Start of Source material
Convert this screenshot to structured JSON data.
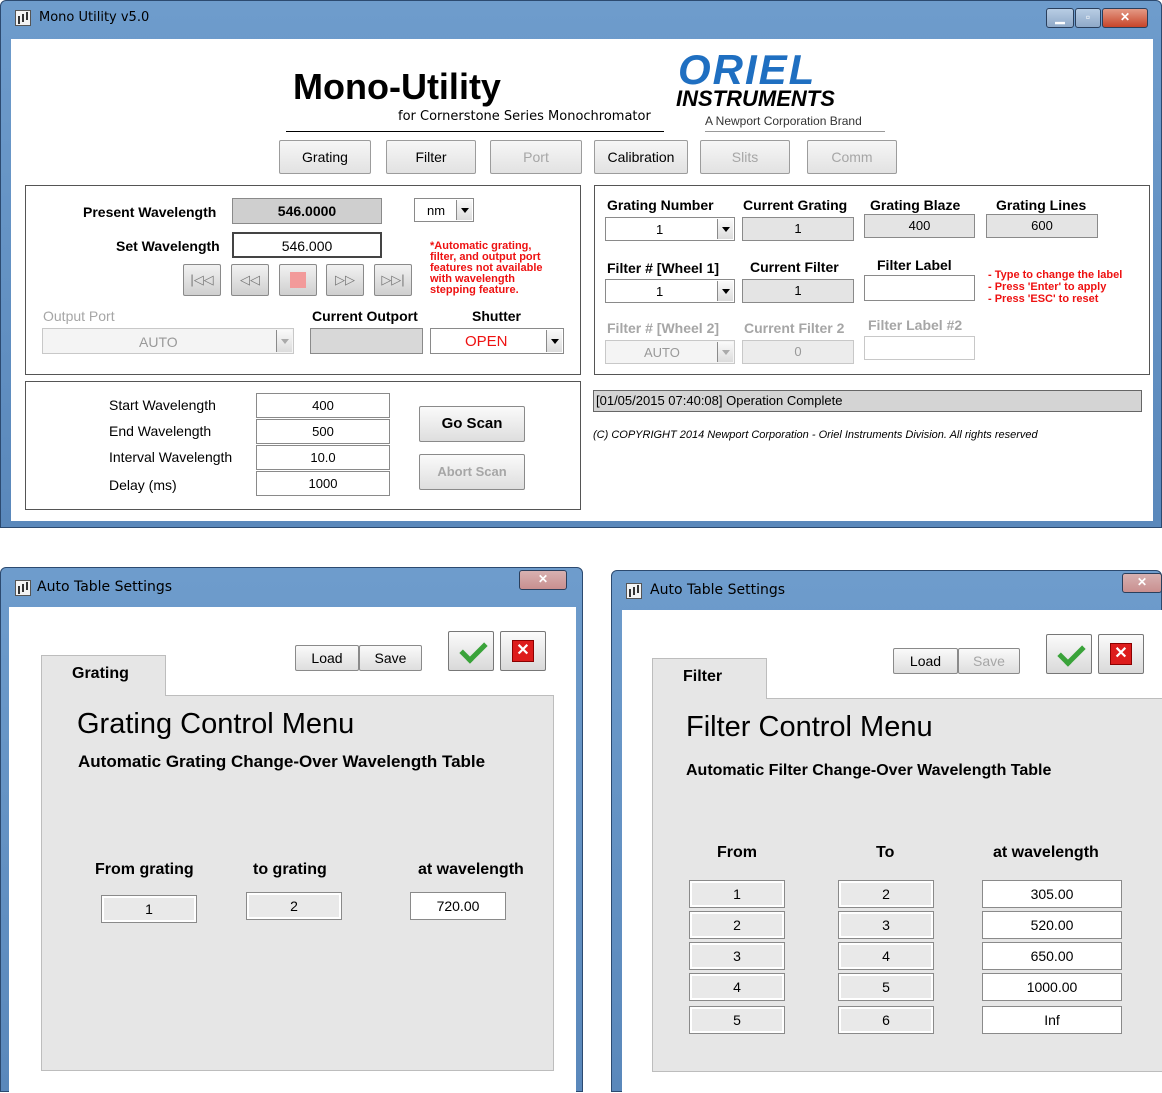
{
  "main_window": {
    "title": "Mono Utility v5.0",
    "header": {
      "title": "Mono-Utility",
      "subtitle": "for Cornerstone Series Monochromator"
    },
    "brand": {
      "name1": "ORIEL",
      "name2": "INSTRUMENTS",
      "tagline": "A Newport Corporation Brand"
    },
    "nav": [
      "Grating",
      "Filter",
      "Port",
      "Calibration",
      "Slits",
      "Comm"
    ],
    "wavelength": {
      "present_label": "Present Wavelength",
      "present_value": "546.0000",
      "unit": "nm",
      "set_label": "Set Wavelength",
      "set_value": "546.000",
      "note": "*Automatic grating, filter, and output port features not available with wavelength stepping feature.",
      "nav_icons": [
        "first-icon",
        "rewind-icon",
        "stop-icon",
        "forward-icon",
        "last-icon"
      ],
      "output_port_label": "Output Port",
      "output_port_value": "AUTO",
      "current_outport_label": "Current Outport",
      "current_outport_value": "",
      "shutter_label": "Shutter",
      "shutter_value": "OPEN"
    },
    "scan": {
      "start_label": "Start Wavelength",
      "start_value": "400",
      "end_label": "End Wavelength",
      "end_value": "500",
      "interval_label": "Interval Wavelength",
      "interval_value": "10.0",
      "delay_label": "Delay (ms)",
      "delay_value": "1000",
      "go_label": "Go Scan",
      "abort_label": "Abort Scan"
    },
    "grating": {
      "number_label": "Grating Number",
      "number_value": "1",
      "current_label": "Current Grating",
      "current_value": "1",
      "blaze_label": "Grating Blaze",
      "blaze_value": "400",
      "lines_label": "Grating Lines",
      "lines_value": "600"
    },
    "filter": {
      "wheel1_label": "Filter # [Wheel 1]",
      "wheel1_value": "1",
      "current_label": "Current Filter",
      "current_value": "1",
      "filter_label_label": "Filter Label",
      "filter_label_value": "",
      "hints": [
        "- Type to change the label",
        "- Press 'Enter' to apply",
        "- Press 'ESC' to reset"
      ],
      "wheel2_label": "Filter # [Wheel 2]",
      "wheel2_value": "AUTO",
      "current2_label": "Current Filter 2",
      "current2_value": "0",
      "label2_label": "Filter Label #2",
      "label2_value": ""
    },
    "status": "[01/05/2015  07:40:08]  Operation Complete",
    "copyright": "(C) COPYRIGHT 2014   Newport Corporation - Oriel Instruments Division. All rights reserved"
  },
  "grating_window": {
    "title": "Auto Table Settings",
    "tab": "Grating",
    "load": "Load",
    "save": "Save",
    "heading": "Grating Control Menu",
    "subheading": "Automatic Grating Change-Over Wavelength Table",
    "columns": [
      "From grating",
      "to grating",
      "at wavelength"
    ],
    "row": {
      "from": "1",
      "to": "2",
      "wavelength": "720.00"
    }
  },
  "filter_window": {
    "title": "Auto Table Settings",
    "tab": "Filter",
    "load": "Load",
    "save": "Save",
    "heading": "Filter Control Menu",
    "subheading": "Automatic Filter Change-Over  Wavelength Table",
    "columns": [
      "From",
      "To",
      "at wavelength"
    ],
    "rows": [
      {
        "from": "1",
        "to": "2",
        "wavelength": "305.00"
      },
      {
        "from": "2",
        "to": "3",
        "wavelength": "520.00"
      },
      {
        "from": "3",
        "to": "4",
        "wavelength": "650.00"
      },
      {
        "from": "4",
        "to": "5",
        "wavelength": "1000.00"
      },
      {
        "from": "5",
        "to": "6",
        "wavelength": "Inf"
      }
    ]
  },
  "colors": {
    "title_bar": "#5f8fc3",
    "red_text": "#ee1111",
    "status_bg": "#d4d4d4"
  }
}
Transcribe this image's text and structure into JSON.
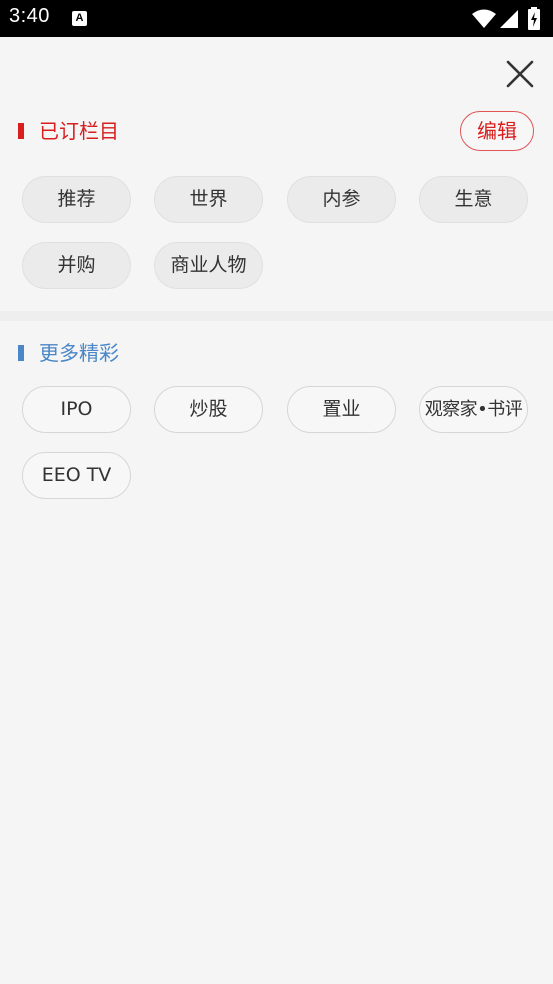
{
  "status_bar": {
    "time": "3:40",
    "notification_icon_letter": "A"
  },
  "colors": {
    "subscribed_accent": "#d81e1e",
    "more_accent": "#4a86c8",
    "background": "#f5f5f5"
  },
  "subscribed": {
    "title": "已订栏目",
    "edit_label": "编辑",
    "items": [
      "推荐",
      "世界",
      "内参",
      "生意",
      "并购",
      "商业人物"
    ]
  },
  "more": {
    "title": "更多精彩",
    "items": [
      "IPO",
      "炒股",
      "置业",
      "观察家•书评",
      "EEO TV"
    ]
  },
  "icons": {
    "close": "close-icon",
    "wifi": "wifi-icon",
    "signal": "signal-icon",
    "battery": "battery-icon"
  }
}
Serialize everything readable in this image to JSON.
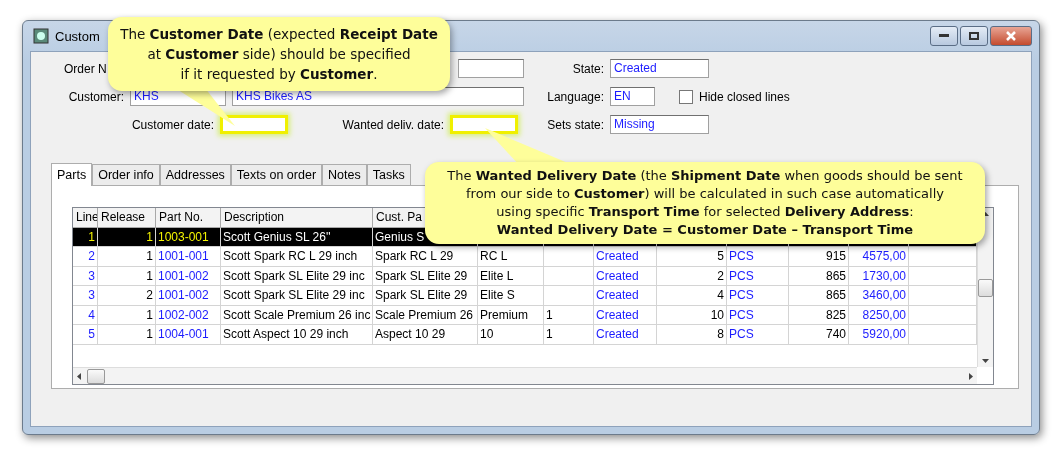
{
  "window": {
    "title": "Custom"
  },
  "form": {
    "order_label": "Order N",
    "customer_label": "Customer:",
    "customer_id": "KHS",
    "customer_name": "KHS Bikes AS",
    "customer_date_label": "Customer date:",
    "customer_date_highlighted": true,
    "wanted_date_label": "Wanted deliv. date:",
    "wanted_date_highlighted": true,
    "state_label": "State:",
    "state": "Created",
    "language_label": "Language:",
    "language": "EN",
    "hide_closed": {
      "label": "Hide closed lines",
      "checked": false
    },
    "sets_state_label": "Sets state:",
    "sets_state": "Missing"
  },
  "tabs": [
    {
      "label": "Parts",
      "selected": true
    },
    {
      "label": "Order info",
      "selected": false
    },
    {
      "label": "Addresses",
      "selected": false
    },
    {
      "label": "Texts on order",
      "selected": false
    },
    {
      "label": "Notes",
      "selected": false
    },
    {
      "label": "Tasks",
      "selected": false
    }
  ],
  "table": {
    "columns": [
      "Line",
      "Release",
      "Part No.",
      "Description",
      "Cust. Pa"
    ],
    "rows": [
      {
        "selected": true,
        "cells": [
          "1",
          "1",
          "1003-001",
          "Scott Genius SL 26''",
          "Genius S"
        ]
      },
      {
        "selected": false,
        "cells": [
          "2",
          "1",
          "1001-001",
          "Scott Spark RC L 29 inch",
          "Spark RC L 29",
          "RC L",
          "",
          "Created",
          "5",
          "PCS",
          "915",
          "4575,00"
        ]
      },
      {
        "selected": false,
        "cells": [
          "3",
          "1",
          "1001-002",
          "Scott Spark SL Elite 29 inc",
          "Spark SL Elite 29",
          "Elite L",
          "",
          "Created",
          "2",
          "PCS",
          "865",
          "1730,00"
        ]
      },
      {
        "selected": false,
        "cells": [
          "3",
          "2",
          "1001-002",
          "Scott Spark SL Elite 29 inc",
          "Spark SL Elite 29",
          "Elite S",
          "",
          "Created",
          "4",
          "PCS",
          "865",
          "3460,00"
        ]
      },
      {
        "selected": false,
        "cells": [
          "4",
          "1",
          "1002-002",
          "Scott Scale Premium 26 inc",
          "Scale Premium 26",
          "Premium",
          "1",
          "Created",
          "10",
          "PCS",
          "825",
          "8250,00"
        ]
      },
      {
        "selected": false,
        "cells": [
          "5",
          "1",
          "1004-001",
          "Scott Aspect 10 29 inch",
          "Aspect 10 29",
          "10",
          "1",
          "Created",
          "8",
          "PCS",
          "740",
          "5920,00"
        ]
      }
    ]
  },
  "callouts": [
    {
      "lines": [
        "The **Customer Date** (expected **Receipt Date**",
        "at **Customer** side) should be specified",
        "if it requested by **Customer**."
      ]
    },
    {
      "lines": [
        "The **Wanted Delivery Date** (the **Shipment Date** when goods should be sent",
        "from our side to **Customer**) will be calculated in such case automatically",
        "using specific **Transport Time** for selected **Delivery Address**:",
        "**Wanted Delivery Date = Customer Date – Transport Time**"
      ]
    }
  ]
}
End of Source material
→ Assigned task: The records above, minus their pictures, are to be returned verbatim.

→ Task solution:
Convert this screenshot to structured JSON data.
{
  "main_window": {
    "title": "Mono Utility v5.0",
    "header": {
      "title": "Mono-Utility",
      "subtitle": "for Cornerstone Series Monochromator"
    },
    "brand": {
      "name1": "ORIEL",
      "name2": "INSTRUMENTS",
      "tagline": "A Newport Corporation Brand"
    },
    "nav": [
      "Grating",
      "Filter",
      "Port",
      "Calibration",
      "Slits",
      "Comm"
    ],
    "wavelength": {
      "present_label": "Present Wavelength",
      "present_value": "546.0000",
      "unit": "nm",
      "set_label": "Set Wavelength",
      "set_value": "546.000",
      "note": "*Automatic grating, filter, and output port features not available with wavelength stepping feature.",
      "nav_icons": [
        "first-icon",
        "rewind-icon",
        "stop-icon",
        "forward-icon",
        "last-icon"
      ],
      "output_port_label": "Output Port",
      "output_port_value": "AUTO",
      "current_outport_label": "Current Outport",
      "current_outport_value": "",
      "shutter_label": "Shutter",
      "shutter_value": "OPEN"
    },
    "scan": {
      "start_label": "Start Wavelength",
      "start_value": "400",
      "end_label": "End Wavelength",
      "end_value": "500",
      "interval_label": "Interval Wavelength",
      "interval_value": "10.0",
      "delay_label": "Delay (ms)",
      "delay_value": "1000",
      "go_label": "Go Scan",
      "abort_label": "Abort Scan"
    },
    "grating": {
      "number_label": "Grating Number",
      "number_value": "1",
      "current_label": "Current Grating",
      "current_value": "1",
      "blaze_label": "Grating Blaze",
      "blaze_value": "400",
      "lines_label": "Grating Lines",
      "lines_value": "600"
    },
    "filter": {
      "wheel1_label": "Filter # [Wheel 1]",
      "wheel1_value": "1",
      "current_label": "Current Filter",
      "current_value": "1",
      "filter_label_label": "Filter Label",
      "filter_label_value": "",
      "hints": [
        "- Type to change the label",
        "- Press 'Enter' to apply",
        "- Press 'ESC' to reset"
      ],
      "wheel2_label": "Filter # [Wheel 2]",
      "wheel2_value": "AUTO",
      "current2_label": "Current Filter 2",
      "current2_value": "0",
      "label2_label": "Filter Label #2",
      "label2_value": ""
    },
    "status": "[01/05/2015  07:40:08]  Operation Complete",
    "copyright": "(C) COPYRIGHT 2014   Newport Corporation - Oriel Instruments Division. All rights reserved"
  },
  "grating_window": {
    "title": "Auto Table Settings",
    "tab": "Grating",
    "load": "Load",
    "save": "Save",
    "heading": "Grating Control Menu",
    "subheading": "Automatic Grating Change-Over Wavelength Table",
    "columns": [
      "From grating",
      "to grating",
      "at wavelength"
    ],
    "row": {
      "from": "1",
      "to": "2",
      "wavelength": "720.00"
    }
  },
  "filter_window": {
    "title": "Auto Table Settings",
    "tab": "Filter",
    "load": "Load",
    "save": "Save",
    "heading": "Filter Control Menu",
    "subheading": "Automatic Filter Change-Over  Wavelength Table",
    "columns": [
      "From",
      "To",
      "at wavelength"
    ],
    "rows": [
      {
        "from": "1",
        "to": "2",
        "wavelength": "305.00"
      },
      {
        "from": "2",
        "to": "3",
        "wavelength": "520.00"
      },
      {
        "from": "3",
        "to": "4",
        "wavelength": "650.00"
      },
      {
        "from": "4",
        "to": "5",
        "wavelength": "1000.00"
      },
      {
        "from": "5",
        "to": "6",
        "wavelength": "Inf"
      }
    ]
  },
  "colors": {
    "title_bar": "#5f8fc3",
    "red_text": "#ee1111",
    "status_bg": "#d4d4d4"
  }
}
Transcribe this image's text and structure into JSON.
{
  "status_bar": {
    "time": "3:40",
    "notification_icon_letter": "A"
  },
  "colors": {
    "subscribed_accent": "#d81e1e",
    "more_accent": "#4a86c8",
    "background": "#f5f5f5"
  },
  "subscribed": {
    "title": "已订栏目",
    "edit_label": "编辑",
    "items": [
      "推荐",
      "世界",
      "内参",
      "生意",
      "并购",
      "商业人物"
    ]
  },
  "more": {
    "title": "更多精彩",
    "items": [
      "IPO",
      "炒股",
      "置业",
      "观察家•书评",
      "EEO TV"
    ]
  },
  "icons": {
    "close": "close-icon",
    "wifi": "wifi-icon",
    "signal": "signal-icon",
    "battery": "battery-icon"
  }
}
Serialize everything readable in this image to JSON.
{
  "window": {
    "title": "Custom"
  },
  "form": {
    "order_label": "Order N",
    "customer_label": "Customer:",
    "customer_id": "KHS",
    "customer_name": "KHS Bikes AS",
    "customer_date_label": "Customer date:",
    "customer_date_highlighted": true,
    "wanted_date_label": "Wanted deliv. date:",
    "wanted_date_highlighted": true,
    "state_label": "State:",
    "state": "Created",
    "language_label": "Language:",
    "language": "EN",
    "hide_closed": {
      "label": "Hide closed lines",
      "checked": false
    },
    "sets_state_label": "Sets state:",
    "sets_state": "Missing"
  },
  "tabs": [
    {
      "label": "Parts",
      "selected": true
    },
    {
      "label": "Order info",
      "selected": false
    },
    {
      "label": "Addresses",
      "selected": false
    },
    {
      "label": "Texts on order",
      "selected": false
    },
    {
      "label": "Notes",
      "selected": false
    },
    {
      "label": "Tasks",
      "selected": false
    }
  ],
  "table": {
    "columns": [
      "Line",
      "Release",
      "Part No.",
      "Description",
      "Cust. Pa"
    ],
    "rows": [
      {
        "selected": true,
        "cells": [
          "1",
          "1",
          "1003-001",
          "Scott Genius SL 26''",
          "Genius S"
        ]
      },
      {
        "selected": false,
        "cells": [
          "2",
          "1",
          "1001-001",
          "Scott Spark RC L 29 inch",
          "Spark RC L 29",
          "RC L",
          "",
          "Created",
          "5",
          "PCS",
          "915",
          "4575,00"
        ]
      },
      {
        "selected": false,
        "cells": [
          "3",
          "1",
          "1001-002",
          "Scott Spark SL Elite 29 inc",
          "Spark SL Elite 29",
          "Elite L",
          "",
          "Created",
          "2",
          "PCS",
          "865",
          "1730,00"
        ]
      },
      {
        "selected": false,
        "cells": [
          "3",
          "2",
          "1001-002",
          "Scott Spark SL Elite 29 inc",
          "Spark SL Elite 29",
          "Elite S",
          "",
          "Created",
          "4",
          "PCS",
          "865",
          "3460,00"
        ]
      },
      {
        "selected": false,
        "cells": [
          "4",
          "1",
          "1002-002",
          "Scott Scale Premium 26 inc",
          "Scale Premium 26",
          "Premium",
          "1",
          "Created",
          "10",
          "PCS",
          "825",
          "8250,00"
        ]
      },
      {
        "selected": false,
        "cells": [
          "5",
          "1",
          "1004-001",
          "Scott Aspect 10 29 inch",
          "Aspect 10 29",
          "10",
          "1",
          "Created",
          "8",
          "PCS",
          "740",
          "5920,00"
        ]
      }
    ]
  },
  "callouts": [
    {
      "lines": [
        "The **Customer Date** (expected **Receipt Date**",
        "at **Customer** side) should be specified",
        "if it requested by **Customer**."
      ]
    },
    {
      "lines": [
        "The **Wanted Delivery Date** (the **Shipment Date** when goods should be sent",
        "from our side to **Customer**) will be calculated in such case automatically",
        "using specific **Transport Time** for selected **Delivery Address**:",
        "**Wanted Delivery Date = Customer Date – Transport Time**"
      ]
    }
  ]
}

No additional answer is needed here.